Home

Biglietto Per L'Inferno

Artist: Biglietto Per L'Inferno
Label: Trident (2), Trident (2)
Catalog#: TRI 1005, TRI. 1005
Format: Vinyl
Country: Italy
Released: 1974
Tracklist
A1 Ansia 4:12
  Notes:

Biglietto Per L'Inferno - Written-By

A2 Confessione 6:30
  Notes:

G.C. Cappellini - Written-By
O. Trimboli - Written-By

A3 Una Strana Regina 6:12
  Notes:

Biglietto Per L'Inferno - Written-By

B1 Il Nevare 4:37
  Notes:

G.C. Cappellini - Written-By
O. Trimboli - Written-By

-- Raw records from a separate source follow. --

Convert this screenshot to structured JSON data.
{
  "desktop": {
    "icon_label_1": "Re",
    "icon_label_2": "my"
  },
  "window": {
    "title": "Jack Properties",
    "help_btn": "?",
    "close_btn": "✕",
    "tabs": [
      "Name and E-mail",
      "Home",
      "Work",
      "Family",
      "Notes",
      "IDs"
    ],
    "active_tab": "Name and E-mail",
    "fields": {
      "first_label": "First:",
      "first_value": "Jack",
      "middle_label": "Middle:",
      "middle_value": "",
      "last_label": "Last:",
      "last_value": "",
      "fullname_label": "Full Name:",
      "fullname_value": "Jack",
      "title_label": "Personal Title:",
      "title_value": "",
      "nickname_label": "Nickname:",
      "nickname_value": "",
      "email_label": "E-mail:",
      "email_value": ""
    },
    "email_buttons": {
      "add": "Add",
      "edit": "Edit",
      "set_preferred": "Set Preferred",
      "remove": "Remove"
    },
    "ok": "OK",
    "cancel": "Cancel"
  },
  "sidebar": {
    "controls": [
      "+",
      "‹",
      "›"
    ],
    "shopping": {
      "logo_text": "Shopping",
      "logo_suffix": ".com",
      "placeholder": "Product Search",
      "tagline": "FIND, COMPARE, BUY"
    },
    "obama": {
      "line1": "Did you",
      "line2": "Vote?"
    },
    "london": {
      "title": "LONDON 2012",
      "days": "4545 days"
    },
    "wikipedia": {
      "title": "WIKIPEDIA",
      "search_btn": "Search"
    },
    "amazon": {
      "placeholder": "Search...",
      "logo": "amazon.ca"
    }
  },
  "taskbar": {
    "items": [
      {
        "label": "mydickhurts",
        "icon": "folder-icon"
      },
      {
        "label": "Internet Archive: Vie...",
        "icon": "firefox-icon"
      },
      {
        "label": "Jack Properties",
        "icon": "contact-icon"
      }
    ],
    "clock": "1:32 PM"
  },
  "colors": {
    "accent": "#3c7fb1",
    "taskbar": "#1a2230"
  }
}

B2 L'Amico Suicida 14:23
  Notes:

Biglietto Per L'Inferno - Written-By

Credits

Caesar Monti - Photography By

Notes

First cat.nr on cover, second on label.

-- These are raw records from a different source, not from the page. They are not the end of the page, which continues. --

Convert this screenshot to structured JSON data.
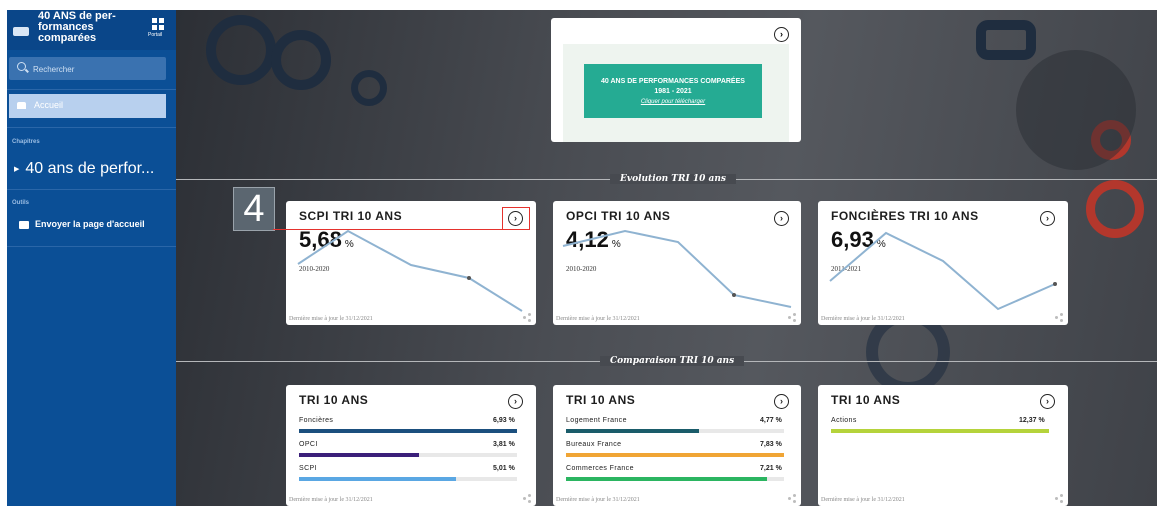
{
  "sidebar": {
    "title": "40 ANS de per-\nformances\ncomparées",
    "portal_label": "Portail",
    "search_placeholder": "Rechercher",
    "home_label": "Accueil",
    "chapters_header": "Chapitres",
    "chapter_item": "40 ans de perfor...",
    "tools_header": "Outils",
    "tool_item": "Envoyer la page d'accueil"
  },
  "banner": {
    "line1": "40 ANS DE PERFORMANCES COMPARÉES",
    "line2": "1981 - 2021",
    "link": "Cliquer pour télécharger"
  },
  "sections": {
    "evolution": "Evolution TRI 10 ans",
    "comparison": "Comparaison TRI 10 ans"
  },
  "step_badge": "4",
  "evolution_cards": [
    {
      "title": "SCPI TRI 10 ANS",
      "value": "5,68",
      "unit": "%",
      "period": "2010-2020",
      "footer": "Dernière mise à jour le 31/12/2021"
    },
    {
      "title": "OPCI TRI 10 ANS",
      "value": "4,12",
      "unit": "%",
      "period": "2010-2020",
      "footer": "Dernière mise à jour le 31/12/2021"
    },
    {
      "title": "FONCIÈRES TRI 10 ANS",
      "value": "6,93",
      "unit": "%",
      "period": "2011-2021",
      "footer": "Dernière mise à jour le 31/12/2021"
    }
  ],
  "comparison_cards": [
    {
      "title": "TRI 10 ANS",
      "footer": "Dernière mise à jour le 31/12/2021",
      "rows": [
        {
          "label": "Foncières",
          "value": "6,93 %",
          "pct": 1.0,
          "color": "#1b4f7e"
        },
        {
          "label": "OPCI",
          "value": "3,81 %",
          "pct": 0.55,
          "color": "#3b1f7a"
        },
        {
          "label": "SCPI",
          "value": "5,01 %",
          "pct": 0.72,
          "color": "#5aa7e3"
        }
      ]
    },
    {
      "title": "TRI 10 ANS",
      "footer": "Dernière mise à jour le 31/12/2021",
      "rows": [
        {
          "label": "Logement France",
          "value": "4,77 %",
          "pct": 0.61,
          "color": "#1a5c6a"
        },
        {
          "label": "Bureaux France",
          "value": "7,83 %",
          "pct": 1.0,
          "color": "#f0a535"
        },
        {
          "label": "Commerces France",
          "value": "7,21 %",
          "pct": 0.92,
          "color": "#2bb561"
        }
      ]
    },
    {
      "title": "TRI 10 ANS",
      "footer": "Dernière mise à jour le 31/12/2021",
      "rows": [
        {
          "label": "Actions",
          "value": "12,37 %",
          "pct": 1.0,
          "color": "#b5d33b"
        }
      ]
    }
  ],
  "colors": {
    "sidebar": "#0b4f96",
    "sparkline": "#8fb3d1",
    "highlight": "#e5322d"
  }
}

Strawberry Bricks Entry: 
Formed in 1972 in Lecco, Lombardy, Biglietto Per L'Inferno ("Ticket to Hell") was another Italian band that released one classic album before breaking up. The band was discovered at a music festival, and subsequently offered a contract with the Trident label, home to The Trip and Semiramis. The band centered around the keyboard talents of two Giuseppes, "Baffo" Banfi and Cossa, plus guitarist Marco Mainetti, vocalist and flautist Claudio Canali and a rhythm section of bassist Fausto Branchini and drummer Mauro Gnecchi. Their self-titled album, Biglietto Per L'Inferno, is another classic of Rock progressivo italiano, mixing heavy rock with symphonic overtures. "Ansia" ("Anxiety") gently opens the record, revealing a heady mix of organ and piano. The dual keyboards of Banfi and Cossa certainly charge the sonic palette, but the histrionics of guitarist Mainetti also have a large presence on the album. "Confessione" offers a bit of VdGG, and as the title suggests, a dark subject matter; while the track's backing chorus is reminiscent of Lucifer's Friend's voicings. "Una strana Regina" is a more introspective composition, while "Il Nevare" is a no-holds-barred rocker. The album closes with "L'Amico Suicida," another well-constructed number. Through its 14-plus minutes, the composition is full of suspense and surprises; and, of course, a splendid finale. Released in 1974, the album was produced by Maurizio Salvadori, who worked with such diverse artists as Dedalus, The Trip and Garybaldi. A second album produced by Eugenia Finardi was reputedly in the can; but with the Trident label folding, it wouldn't see release until decades later; the band subsequently broke up. Keyboardist Banfi would forge a solo career in the late 70s, offering a few albums of electronic music for Klaus Schulze's Innovative Communication label.
Your rating: None Average: 4 (4 votes)